**What you will do**
Using the data beneath, show every line that includes the word "Shift".

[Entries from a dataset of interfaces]

—————

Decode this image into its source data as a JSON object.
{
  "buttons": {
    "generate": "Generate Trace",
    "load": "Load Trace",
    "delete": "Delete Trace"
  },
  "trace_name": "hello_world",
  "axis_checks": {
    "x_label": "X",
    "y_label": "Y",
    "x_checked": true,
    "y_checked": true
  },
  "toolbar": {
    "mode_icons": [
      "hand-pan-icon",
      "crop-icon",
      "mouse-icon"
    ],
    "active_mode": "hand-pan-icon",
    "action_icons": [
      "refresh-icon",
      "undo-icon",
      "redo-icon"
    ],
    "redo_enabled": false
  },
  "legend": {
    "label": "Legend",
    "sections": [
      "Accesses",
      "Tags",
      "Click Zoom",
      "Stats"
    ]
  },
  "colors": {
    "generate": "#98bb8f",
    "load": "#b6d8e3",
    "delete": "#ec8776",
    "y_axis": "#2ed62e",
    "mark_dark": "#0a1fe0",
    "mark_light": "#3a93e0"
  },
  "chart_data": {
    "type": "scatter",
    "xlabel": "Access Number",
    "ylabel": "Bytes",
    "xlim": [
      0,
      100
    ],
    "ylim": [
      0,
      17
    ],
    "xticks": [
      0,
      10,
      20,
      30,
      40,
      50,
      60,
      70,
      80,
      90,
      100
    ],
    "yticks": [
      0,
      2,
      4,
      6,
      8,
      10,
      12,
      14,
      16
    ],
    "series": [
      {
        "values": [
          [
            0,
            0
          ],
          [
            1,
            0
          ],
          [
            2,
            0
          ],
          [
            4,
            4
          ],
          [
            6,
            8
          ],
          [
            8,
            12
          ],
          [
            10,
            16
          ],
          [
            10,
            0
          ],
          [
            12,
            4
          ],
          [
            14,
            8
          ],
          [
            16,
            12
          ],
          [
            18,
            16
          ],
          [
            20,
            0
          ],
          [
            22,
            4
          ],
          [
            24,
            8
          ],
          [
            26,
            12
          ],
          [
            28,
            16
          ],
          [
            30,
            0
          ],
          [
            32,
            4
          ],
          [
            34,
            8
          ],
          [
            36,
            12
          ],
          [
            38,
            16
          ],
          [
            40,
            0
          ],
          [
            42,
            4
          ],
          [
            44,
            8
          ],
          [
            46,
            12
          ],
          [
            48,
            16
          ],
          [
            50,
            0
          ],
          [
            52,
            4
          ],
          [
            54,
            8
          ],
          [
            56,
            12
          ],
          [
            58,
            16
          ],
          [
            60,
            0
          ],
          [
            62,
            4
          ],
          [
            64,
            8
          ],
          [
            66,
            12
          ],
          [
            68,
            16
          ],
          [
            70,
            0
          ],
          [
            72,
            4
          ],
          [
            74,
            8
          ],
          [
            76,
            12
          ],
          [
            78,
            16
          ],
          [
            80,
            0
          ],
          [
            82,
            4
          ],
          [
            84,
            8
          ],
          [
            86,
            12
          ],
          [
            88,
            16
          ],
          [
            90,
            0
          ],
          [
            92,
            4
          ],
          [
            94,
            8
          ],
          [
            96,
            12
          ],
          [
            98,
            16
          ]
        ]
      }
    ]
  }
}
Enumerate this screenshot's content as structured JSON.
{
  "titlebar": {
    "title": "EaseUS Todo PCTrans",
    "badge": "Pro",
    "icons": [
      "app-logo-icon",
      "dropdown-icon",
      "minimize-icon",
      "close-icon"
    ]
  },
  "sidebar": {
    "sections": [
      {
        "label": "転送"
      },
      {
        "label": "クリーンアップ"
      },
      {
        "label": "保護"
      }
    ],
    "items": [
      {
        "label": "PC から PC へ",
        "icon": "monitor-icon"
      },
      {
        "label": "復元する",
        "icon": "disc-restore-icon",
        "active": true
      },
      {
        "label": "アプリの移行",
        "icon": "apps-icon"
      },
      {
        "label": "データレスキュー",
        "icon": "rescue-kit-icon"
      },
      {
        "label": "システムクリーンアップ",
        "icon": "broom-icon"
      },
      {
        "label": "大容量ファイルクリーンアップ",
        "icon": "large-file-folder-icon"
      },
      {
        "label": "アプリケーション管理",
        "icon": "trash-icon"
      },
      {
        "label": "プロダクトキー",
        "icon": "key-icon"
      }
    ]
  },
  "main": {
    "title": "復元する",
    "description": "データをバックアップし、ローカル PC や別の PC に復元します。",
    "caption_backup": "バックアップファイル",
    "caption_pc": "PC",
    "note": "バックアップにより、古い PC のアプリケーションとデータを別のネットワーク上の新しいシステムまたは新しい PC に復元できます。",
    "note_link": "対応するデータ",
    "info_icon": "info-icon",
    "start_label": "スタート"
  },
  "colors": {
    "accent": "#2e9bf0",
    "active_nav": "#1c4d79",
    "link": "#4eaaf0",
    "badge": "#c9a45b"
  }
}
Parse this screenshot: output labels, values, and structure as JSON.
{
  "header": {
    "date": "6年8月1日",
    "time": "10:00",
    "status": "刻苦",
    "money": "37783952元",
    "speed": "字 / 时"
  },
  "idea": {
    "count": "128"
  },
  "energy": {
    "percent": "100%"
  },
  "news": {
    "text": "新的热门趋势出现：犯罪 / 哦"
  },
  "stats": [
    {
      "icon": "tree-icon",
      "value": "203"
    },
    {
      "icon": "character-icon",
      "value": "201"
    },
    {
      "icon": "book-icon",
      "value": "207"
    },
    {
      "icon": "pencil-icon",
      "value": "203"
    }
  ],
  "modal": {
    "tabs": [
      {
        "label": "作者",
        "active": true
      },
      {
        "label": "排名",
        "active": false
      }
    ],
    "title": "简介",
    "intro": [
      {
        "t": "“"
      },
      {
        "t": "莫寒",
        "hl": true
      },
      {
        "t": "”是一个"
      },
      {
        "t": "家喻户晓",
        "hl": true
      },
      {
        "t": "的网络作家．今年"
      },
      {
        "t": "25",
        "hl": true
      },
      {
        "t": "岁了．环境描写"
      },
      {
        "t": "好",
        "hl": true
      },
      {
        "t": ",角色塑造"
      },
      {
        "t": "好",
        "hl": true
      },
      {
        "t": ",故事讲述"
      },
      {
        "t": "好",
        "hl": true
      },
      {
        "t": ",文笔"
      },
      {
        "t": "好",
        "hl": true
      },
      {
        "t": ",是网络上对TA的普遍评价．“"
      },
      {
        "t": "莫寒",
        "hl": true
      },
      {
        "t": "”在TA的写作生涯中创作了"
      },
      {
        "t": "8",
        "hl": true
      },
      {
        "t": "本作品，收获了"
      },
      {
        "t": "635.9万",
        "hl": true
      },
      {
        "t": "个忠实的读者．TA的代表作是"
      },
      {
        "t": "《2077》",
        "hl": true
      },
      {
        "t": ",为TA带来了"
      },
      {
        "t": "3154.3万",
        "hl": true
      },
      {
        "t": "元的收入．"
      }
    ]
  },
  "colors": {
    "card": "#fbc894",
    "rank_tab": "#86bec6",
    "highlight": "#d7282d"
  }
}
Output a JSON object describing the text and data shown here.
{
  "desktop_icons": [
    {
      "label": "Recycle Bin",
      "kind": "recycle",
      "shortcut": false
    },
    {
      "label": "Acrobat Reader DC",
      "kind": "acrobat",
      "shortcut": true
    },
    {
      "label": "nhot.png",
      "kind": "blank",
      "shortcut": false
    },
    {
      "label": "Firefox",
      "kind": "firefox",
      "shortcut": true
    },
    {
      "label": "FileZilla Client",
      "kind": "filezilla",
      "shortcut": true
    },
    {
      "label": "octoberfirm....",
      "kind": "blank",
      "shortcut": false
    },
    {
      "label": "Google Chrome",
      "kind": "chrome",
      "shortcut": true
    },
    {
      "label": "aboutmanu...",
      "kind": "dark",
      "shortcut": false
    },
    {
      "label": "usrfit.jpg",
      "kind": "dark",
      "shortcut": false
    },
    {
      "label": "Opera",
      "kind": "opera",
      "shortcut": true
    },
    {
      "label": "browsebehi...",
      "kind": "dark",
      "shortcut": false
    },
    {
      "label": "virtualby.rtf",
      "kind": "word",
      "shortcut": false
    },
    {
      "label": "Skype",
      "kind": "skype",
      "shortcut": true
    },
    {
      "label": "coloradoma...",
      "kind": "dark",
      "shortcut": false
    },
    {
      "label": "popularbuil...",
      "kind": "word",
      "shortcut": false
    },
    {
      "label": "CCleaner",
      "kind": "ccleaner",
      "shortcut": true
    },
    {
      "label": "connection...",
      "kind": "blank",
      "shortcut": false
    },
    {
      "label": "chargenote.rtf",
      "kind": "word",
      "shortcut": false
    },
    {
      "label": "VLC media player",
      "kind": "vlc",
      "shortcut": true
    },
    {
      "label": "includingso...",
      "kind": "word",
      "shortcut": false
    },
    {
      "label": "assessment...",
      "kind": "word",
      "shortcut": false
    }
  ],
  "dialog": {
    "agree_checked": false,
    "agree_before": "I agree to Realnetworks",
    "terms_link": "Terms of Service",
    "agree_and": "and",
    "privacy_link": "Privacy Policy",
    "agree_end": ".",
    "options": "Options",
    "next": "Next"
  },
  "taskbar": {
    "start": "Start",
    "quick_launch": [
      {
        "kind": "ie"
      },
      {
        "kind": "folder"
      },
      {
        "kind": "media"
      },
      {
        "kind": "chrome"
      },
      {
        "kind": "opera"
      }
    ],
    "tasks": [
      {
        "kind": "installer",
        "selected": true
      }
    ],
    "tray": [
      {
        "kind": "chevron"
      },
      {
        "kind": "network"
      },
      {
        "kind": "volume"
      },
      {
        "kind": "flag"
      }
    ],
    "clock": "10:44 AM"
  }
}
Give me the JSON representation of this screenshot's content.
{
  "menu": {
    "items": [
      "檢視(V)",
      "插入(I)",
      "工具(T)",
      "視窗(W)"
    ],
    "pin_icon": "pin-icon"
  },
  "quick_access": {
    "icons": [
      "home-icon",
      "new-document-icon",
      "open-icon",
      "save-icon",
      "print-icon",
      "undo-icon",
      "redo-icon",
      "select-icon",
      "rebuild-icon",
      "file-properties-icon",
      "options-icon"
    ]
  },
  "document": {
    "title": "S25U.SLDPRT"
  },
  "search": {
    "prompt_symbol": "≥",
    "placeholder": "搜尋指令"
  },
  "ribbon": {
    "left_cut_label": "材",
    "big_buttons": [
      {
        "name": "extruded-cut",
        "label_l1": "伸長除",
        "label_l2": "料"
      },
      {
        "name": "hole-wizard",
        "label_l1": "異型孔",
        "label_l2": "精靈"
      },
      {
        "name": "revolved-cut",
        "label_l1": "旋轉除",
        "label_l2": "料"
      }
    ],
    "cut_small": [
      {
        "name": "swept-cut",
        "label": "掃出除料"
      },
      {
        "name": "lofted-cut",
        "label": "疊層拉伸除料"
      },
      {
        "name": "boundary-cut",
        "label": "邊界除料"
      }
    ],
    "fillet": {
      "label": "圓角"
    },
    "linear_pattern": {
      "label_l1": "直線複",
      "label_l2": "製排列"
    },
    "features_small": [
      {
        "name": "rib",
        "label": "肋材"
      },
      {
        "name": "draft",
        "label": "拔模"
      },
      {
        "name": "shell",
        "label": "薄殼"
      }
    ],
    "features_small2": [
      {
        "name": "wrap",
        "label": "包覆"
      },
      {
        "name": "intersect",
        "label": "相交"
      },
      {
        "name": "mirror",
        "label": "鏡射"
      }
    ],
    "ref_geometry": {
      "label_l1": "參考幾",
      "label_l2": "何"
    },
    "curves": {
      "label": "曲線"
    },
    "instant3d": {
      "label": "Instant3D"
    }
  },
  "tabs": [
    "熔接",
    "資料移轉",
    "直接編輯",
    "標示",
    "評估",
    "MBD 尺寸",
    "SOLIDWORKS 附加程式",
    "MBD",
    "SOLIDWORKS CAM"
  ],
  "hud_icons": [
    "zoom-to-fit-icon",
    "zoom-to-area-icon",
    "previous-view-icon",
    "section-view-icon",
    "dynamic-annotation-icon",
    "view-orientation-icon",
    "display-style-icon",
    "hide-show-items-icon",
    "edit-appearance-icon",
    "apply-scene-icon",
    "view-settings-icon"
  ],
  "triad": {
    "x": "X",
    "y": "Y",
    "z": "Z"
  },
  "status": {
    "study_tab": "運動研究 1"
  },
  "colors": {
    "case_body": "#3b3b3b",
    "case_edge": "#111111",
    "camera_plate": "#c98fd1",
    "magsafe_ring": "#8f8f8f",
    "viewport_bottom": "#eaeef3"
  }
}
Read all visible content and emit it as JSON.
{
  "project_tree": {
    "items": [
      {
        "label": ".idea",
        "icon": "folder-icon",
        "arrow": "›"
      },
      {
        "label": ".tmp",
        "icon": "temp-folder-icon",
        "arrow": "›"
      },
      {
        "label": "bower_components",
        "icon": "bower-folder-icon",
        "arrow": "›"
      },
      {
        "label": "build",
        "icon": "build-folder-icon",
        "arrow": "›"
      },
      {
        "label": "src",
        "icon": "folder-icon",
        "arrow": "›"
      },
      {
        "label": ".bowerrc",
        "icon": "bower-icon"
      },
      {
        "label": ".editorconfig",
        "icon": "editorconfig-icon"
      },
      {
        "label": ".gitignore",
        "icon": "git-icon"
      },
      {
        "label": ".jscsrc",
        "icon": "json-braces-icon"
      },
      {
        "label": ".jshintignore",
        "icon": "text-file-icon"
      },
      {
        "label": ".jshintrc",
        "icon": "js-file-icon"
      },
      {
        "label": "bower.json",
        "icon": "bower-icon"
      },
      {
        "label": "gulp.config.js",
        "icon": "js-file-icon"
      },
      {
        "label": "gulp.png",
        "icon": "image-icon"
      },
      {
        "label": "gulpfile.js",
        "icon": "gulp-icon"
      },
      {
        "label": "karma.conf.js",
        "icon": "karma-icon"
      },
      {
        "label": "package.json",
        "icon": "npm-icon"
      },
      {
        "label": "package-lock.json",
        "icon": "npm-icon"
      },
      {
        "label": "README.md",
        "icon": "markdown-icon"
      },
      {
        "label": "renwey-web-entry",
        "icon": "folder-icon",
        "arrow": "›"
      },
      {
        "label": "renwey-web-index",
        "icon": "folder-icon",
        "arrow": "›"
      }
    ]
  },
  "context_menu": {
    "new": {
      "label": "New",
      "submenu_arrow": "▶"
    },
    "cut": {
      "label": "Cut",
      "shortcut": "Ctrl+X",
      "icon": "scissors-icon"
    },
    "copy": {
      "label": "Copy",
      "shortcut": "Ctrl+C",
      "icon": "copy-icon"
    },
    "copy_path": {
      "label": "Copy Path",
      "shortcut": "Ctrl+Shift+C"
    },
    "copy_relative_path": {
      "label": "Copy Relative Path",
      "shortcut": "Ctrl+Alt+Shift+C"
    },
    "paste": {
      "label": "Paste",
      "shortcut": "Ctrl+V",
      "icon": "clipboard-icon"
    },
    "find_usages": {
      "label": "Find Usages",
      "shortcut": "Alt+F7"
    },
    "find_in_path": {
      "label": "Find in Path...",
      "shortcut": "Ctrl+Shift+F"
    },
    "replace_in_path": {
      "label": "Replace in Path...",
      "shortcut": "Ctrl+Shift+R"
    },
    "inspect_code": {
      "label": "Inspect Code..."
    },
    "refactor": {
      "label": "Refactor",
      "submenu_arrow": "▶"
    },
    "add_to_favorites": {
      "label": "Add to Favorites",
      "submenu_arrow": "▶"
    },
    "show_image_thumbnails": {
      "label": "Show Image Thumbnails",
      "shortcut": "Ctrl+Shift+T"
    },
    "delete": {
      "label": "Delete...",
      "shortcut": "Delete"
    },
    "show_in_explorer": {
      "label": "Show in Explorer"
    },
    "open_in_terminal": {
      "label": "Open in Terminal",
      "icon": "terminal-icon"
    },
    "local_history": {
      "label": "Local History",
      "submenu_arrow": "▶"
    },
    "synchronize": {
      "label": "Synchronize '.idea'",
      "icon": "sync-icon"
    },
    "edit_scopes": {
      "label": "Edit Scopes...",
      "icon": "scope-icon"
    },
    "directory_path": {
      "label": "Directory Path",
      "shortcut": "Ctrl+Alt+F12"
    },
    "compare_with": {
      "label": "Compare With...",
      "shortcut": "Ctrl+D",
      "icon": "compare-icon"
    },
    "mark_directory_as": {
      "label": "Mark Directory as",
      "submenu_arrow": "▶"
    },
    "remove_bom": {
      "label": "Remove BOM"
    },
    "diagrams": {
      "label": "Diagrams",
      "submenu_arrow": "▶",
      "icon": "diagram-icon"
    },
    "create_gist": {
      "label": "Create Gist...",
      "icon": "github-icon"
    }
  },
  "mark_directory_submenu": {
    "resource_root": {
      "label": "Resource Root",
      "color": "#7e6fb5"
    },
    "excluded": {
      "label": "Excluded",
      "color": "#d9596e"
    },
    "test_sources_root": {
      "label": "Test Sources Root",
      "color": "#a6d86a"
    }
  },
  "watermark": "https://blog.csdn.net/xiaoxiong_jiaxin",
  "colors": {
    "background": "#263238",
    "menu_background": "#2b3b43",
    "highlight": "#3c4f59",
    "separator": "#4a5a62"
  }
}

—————

**Solution to this exercise**
      "shortcut": "Ctrl+Shift+C"
      "shortcut": "Ctrl+Alt+Shift+C"
      "shortcut": "Ctrl+Shift+F"
      "shortcut": "Ctrl+Shift+R"
      "shortcut": "Ctrl+Shift+T"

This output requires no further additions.